About this exercise
Type the entries out once more. Match them exactly.

Extracted material

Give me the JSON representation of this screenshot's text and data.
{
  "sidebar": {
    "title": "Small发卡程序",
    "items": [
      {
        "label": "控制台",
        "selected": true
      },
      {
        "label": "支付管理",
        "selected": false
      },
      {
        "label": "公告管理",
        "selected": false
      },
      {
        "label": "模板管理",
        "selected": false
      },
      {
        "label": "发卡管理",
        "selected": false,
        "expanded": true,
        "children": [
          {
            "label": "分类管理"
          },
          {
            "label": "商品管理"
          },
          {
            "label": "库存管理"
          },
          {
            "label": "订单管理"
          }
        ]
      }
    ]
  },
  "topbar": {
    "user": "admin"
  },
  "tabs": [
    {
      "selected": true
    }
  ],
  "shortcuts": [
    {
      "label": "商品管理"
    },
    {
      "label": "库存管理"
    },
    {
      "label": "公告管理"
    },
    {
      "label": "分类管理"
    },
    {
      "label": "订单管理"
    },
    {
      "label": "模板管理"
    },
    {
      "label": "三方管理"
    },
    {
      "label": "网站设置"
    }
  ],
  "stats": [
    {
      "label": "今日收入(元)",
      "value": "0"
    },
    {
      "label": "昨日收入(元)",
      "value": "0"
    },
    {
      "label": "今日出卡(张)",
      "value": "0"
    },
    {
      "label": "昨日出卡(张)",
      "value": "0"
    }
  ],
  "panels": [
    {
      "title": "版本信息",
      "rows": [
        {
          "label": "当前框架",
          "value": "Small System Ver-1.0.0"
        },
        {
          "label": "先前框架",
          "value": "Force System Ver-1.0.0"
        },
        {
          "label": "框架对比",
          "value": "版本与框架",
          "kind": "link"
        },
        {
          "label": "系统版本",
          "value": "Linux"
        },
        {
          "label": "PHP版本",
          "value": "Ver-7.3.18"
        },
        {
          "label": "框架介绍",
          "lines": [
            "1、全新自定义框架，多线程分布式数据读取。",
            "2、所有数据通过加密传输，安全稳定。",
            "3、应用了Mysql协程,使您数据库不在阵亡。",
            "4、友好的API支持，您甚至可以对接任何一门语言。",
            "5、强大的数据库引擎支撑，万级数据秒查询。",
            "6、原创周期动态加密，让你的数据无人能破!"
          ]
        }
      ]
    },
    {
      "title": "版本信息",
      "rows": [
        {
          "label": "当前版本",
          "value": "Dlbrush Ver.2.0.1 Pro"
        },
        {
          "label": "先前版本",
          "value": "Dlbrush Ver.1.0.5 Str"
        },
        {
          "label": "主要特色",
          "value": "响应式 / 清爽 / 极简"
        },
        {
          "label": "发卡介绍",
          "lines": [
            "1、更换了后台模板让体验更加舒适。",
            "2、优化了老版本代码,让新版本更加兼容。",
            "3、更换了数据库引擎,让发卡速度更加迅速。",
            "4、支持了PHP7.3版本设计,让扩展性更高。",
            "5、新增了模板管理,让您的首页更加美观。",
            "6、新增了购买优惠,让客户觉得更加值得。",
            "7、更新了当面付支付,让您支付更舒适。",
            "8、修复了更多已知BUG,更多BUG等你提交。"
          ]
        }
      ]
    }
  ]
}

Result
Give me the JSON representation of this screenshot's text and data.
{
  "sidebar": {
    "title": "Small发卡程序",
    "items": [
      {
        "label": "控制台",
        "selected": true
      },
      {
        "label": "支付管理",
        "selected": false
      },
      {
        "label": "公告管理",
        "selected": false
      },
      {
        "label": "模板管理",
        "selected": false
      },
      {
        "label": "发卡管理",
        "selected": false,
        "expanded": true,
        "children": [
          {
            "label": "分类管理"
          },
          {
            "label": "商品管理"
          },
          {
            "label": "库存管理"
          },
          {
            "label": "订单管理"
          }
        ]
      }
    ]
  },
  "topbar": {
    "user": "admin"
  },
  "tabs": [
    {
      "selected": true
    }
  ],
  "shortcuts": [
    {
      "label": "商品管理"
    },
    {
      "label": "库存管理"
    },
    {
      "label": "公告管理"
    },
    {
      "label": "分类管理"
    },
    {
      "label": "订单管理"
    },
    {
      "label": "模板管理"
    },
    {
      "label": "三方管理"
    },
    {
      "label": "网站设置"
    }
  ],
  "stats": [
    {
      "label": "今日收入(元)",
      "value": "0"
    },
    {
      "label": "昨日收入(元)",
      "value": "0"
    },
    {
      "label": "今日出卡(张)",
      "value": "0"
    },
    {
      "label": "昨日出卡(张)",
      "value": "0"
    }
  ],
  "panels": [
    {
      "title": "版本信息",
      "rows": [
        {
          "label": "当前框架",
          "value": "Small System Ver-1.0.0"
        },
        {
          "label": "先前框架",
          "value": "Force System Ver-1.0.0"
        },
        {
          "label": "框架对比",
          "value": "版本与框架",
          "kind": "link"
        },
        {
          "label": "系统版本",
          "value": "Linux"
        },
        {
          "label": "PHP版本",
          "value": "Ver-7.3.18"
        },
        {
          "label": "框架介绍",
          "lines": [
            "1、全新自定义框架，多线程分布式数据读取。",
            "2、所有数据通过加密传输，安全稳定。",
            "3、应用了Mysql协程,使您数据库不在阵亡。",
            "4、友好的API支持，您甚至可以对接任何一门语言。",
            "5、强大的数据库引擎支撑，万级数据秒查询。",
            "6、原创周期动态加密，让你的数据无人能破!"
          ]
        }
      ]
    },
    {
      "title": "版本信息",
      "rows": [
        {
          "label": "当前版本",
          "value": "Dlbrush Ver.2.0.1 Pro"
        },
        {
          "label": "先前版本",
          "value": "Dlbrush Ver.1.0.5 Str"
        },
        {
          "label": "主要特色",
          "value": "响应式 / 清爽 / 极简"
        },
        {
          "label": "发卡介绍",
          "lines": [
            "1、更换了后台模板让体验更加舒适。",
            "2、优化了老版本代码,让新版本更加兼容。",
            "3、更换了数据库引擎,让发卡速度更加迅速。",
            "4、支持了PHP7.3版本设计,让扩展性更高。",
            "5、新增了模板管理,让您的首页更加美观。",
            "6、新增了购买优惠,让客户觉得更加值得。",
            "7、更新了当面付支付,让您支付更舒适。",
            "8、修复了更多已知BUG,更多BUG等你提交。"
          ]
        }
      ]
    }
  ]
}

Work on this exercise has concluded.